• _Task item_
Please return every line in the entries below with the word "ANTONIUS" in it.

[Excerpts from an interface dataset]
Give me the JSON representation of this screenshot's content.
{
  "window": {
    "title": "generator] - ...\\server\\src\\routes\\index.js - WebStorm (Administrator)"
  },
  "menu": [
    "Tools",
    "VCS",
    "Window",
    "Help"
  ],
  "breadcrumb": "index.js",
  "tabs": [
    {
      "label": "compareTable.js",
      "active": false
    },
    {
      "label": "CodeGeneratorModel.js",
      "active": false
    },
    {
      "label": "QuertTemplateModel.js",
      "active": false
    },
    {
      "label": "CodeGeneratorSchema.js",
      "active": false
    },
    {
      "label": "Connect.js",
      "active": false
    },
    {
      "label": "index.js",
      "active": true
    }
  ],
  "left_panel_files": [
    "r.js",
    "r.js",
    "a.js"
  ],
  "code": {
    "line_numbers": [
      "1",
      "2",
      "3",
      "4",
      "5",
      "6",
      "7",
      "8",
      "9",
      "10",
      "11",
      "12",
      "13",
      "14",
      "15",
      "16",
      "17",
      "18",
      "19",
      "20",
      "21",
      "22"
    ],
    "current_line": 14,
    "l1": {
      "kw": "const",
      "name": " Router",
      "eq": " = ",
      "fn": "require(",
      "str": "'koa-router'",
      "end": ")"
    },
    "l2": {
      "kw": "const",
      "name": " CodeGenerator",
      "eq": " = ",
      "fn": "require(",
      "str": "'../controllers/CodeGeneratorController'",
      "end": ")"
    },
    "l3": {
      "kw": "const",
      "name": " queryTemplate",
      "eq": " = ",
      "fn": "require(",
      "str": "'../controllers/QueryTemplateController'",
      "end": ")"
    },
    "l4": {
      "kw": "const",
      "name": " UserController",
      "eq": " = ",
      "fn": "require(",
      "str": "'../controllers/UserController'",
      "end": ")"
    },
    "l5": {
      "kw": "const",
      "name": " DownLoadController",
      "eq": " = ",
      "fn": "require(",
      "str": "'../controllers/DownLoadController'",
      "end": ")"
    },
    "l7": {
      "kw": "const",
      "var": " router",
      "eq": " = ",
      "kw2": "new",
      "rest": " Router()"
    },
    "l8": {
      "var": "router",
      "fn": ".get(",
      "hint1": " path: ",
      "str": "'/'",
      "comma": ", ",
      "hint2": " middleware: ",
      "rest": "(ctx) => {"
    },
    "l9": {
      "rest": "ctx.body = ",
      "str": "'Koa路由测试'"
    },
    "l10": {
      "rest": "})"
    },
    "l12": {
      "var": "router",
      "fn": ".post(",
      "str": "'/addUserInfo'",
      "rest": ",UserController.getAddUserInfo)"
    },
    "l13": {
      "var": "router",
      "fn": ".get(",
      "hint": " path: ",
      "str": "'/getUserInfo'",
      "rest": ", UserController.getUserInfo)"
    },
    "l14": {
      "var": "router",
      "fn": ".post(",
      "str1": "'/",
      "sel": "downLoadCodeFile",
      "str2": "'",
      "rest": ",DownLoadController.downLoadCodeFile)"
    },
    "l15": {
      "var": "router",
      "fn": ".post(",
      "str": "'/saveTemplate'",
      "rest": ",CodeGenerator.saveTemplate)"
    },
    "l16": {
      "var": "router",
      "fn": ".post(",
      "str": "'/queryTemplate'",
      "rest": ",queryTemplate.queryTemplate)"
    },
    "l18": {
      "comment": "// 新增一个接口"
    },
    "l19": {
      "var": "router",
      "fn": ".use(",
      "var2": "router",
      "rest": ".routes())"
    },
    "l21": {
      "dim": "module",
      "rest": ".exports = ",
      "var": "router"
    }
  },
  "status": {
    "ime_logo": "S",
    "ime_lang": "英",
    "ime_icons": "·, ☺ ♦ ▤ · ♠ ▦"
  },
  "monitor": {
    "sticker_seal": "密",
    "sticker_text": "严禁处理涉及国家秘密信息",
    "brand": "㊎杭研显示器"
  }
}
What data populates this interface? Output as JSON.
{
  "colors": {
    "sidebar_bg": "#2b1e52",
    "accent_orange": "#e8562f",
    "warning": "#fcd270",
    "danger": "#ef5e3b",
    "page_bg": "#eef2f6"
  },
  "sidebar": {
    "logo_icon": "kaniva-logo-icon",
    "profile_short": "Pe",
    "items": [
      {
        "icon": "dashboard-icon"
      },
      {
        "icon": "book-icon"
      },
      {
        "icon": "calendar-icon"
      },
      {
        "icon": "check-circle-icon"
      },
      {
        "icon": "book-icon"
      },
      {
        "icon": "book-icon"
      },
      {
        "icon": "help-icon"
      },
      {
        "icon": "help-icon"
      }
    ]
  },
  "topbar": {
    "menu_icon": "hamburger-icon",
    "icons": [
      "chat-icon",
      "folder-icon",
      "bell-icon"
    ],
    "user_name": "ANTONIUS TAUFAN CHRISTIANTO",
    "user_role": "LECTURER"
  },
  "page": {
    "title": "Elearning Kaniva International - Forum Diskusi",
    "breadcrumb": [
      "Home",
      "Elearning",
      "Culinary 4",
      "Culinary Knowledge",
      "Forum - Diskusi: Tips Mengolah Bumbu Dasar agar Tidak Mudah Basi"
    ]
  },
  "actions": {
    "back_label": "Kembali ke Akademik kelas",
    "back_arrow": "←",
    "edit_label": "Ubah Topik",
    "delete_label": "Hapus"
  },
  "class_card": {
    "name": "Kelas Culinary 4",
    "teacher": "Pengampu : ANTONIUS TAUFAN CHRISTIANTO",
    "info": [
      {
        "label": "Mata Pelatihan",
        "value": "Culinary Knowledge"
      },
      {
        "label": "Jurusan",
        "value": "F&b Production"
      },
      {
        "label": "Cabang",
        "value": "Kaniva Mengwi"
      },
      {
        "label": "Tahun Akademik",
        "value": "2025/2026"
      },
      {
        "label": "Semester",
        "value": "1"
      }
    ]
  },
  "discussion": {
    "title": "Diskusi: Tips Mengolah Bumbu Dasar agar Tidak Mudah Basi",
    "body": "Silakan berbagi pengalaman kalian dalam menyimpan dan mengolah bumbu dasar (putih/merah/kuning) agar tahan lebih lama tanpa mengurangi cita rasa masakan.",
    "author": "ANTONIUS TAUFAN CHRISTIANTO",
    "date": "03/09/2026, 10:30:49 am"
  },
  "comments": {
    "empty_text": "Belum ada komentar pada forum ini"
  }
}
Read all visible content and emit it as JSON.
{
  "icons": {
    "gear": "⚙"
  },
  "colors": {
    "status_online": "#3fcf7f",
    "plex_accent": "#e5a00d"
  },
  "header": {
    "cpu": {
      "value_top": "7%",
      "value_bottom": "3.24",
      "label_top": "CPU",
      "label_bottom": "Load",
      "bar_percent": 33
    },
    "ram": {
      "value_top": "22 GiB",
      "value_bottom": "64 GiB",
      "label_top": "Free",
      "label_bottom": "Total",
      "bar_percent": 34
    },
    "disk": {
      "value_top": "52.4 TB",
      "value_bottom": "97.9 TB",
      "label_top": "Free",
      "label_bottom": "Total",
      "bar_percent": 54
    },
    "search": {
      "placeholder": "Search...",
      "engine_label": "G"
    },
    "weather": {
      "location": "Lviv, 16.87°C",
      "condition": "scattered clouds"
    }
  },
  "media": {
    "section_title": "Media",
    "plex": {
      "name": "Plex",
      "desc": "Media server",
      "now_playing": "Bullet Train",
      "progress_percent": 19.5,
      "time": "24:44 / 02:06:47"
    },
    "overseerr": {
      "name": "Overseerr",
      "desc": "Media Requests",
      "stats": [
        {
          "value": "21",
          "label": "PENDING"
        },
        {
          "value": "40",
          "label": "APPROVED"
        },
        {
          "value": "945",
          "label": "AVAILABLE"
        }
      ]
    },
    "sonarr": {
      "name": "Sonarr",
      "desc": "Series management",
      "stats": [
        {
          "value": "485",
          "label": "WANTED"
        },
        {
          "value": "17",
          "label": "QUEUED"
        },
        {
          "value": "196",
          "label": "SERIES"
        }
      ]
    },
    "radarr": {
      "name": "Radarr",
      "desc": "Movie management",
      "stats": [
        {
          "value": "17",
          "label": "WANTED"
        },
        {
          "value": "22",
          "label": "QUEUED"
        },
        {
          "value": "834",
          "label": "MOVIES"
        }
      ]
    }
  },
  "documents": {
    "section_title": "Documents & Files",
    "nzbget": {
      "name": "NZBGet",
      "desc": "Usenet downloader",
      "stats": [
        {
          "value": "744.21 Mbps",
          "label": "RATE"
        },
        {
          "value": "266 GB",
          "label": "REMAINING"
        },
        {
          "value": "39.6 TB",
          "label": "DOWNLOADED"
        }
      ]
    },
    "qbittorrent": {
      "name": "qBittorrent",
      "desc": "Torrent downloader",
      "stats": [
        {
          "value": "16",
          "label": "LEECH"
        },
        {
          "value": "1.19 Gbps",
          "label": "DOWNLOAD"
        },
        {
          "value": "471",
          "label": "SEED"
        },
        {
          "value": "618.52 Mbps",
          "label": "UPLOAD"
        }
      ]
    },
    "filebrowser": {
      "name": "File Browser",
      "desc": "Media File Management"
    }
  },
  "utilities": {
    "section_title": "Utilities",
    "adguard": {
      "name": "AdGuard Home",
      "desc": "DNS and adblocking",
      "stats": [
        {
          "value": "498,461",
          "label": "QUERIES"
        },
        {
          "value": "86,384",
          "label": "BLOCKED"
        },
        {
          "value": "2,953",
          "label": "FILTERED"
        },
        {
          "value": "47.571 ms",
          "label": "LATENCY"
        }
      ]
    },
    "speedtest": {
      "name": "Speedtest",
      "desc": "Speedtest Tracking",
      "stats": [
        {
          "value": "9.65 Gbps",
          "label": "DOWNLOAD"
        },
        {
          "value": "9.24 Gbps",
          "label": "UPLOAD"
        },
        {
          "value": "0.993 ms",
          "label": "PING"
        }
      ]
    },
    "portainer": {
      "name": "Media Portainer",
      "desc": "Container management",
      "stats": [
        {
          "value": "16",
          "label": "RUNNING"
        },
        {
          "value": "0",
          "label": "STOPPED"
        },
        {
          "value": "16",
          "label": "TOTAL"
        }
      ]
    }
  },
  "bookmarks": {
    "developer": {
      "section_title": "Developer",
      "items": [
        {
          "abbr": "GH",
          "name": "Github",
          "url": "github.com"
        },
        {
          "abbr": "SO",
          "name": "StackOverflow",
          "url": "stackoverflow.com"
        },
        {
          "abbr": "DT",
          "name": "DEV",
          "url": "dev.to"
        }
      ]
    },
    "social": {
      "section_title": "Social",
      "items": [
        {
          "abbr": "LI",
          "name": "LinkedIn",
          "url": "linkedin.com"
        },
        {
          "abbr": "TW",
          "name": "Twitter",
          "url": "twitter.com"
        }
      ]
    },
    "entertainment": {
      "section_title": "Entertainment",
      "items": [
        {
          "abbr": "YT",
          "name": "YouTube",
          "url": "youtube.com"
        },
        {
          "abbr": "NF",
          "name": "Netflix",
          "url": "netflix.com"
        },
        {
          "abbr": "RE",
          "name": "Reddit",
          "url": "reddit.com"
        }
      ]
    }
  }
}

• _Output below_
    "user_name": "ANTONIUS TAUFAN CHRISTIANTO",
    "teacher": "Pengampu : ANTONIUS TAUFAN CHRISTIANTO",
    "author": "ANTONIUS TAUFAN CHRISTIANTO",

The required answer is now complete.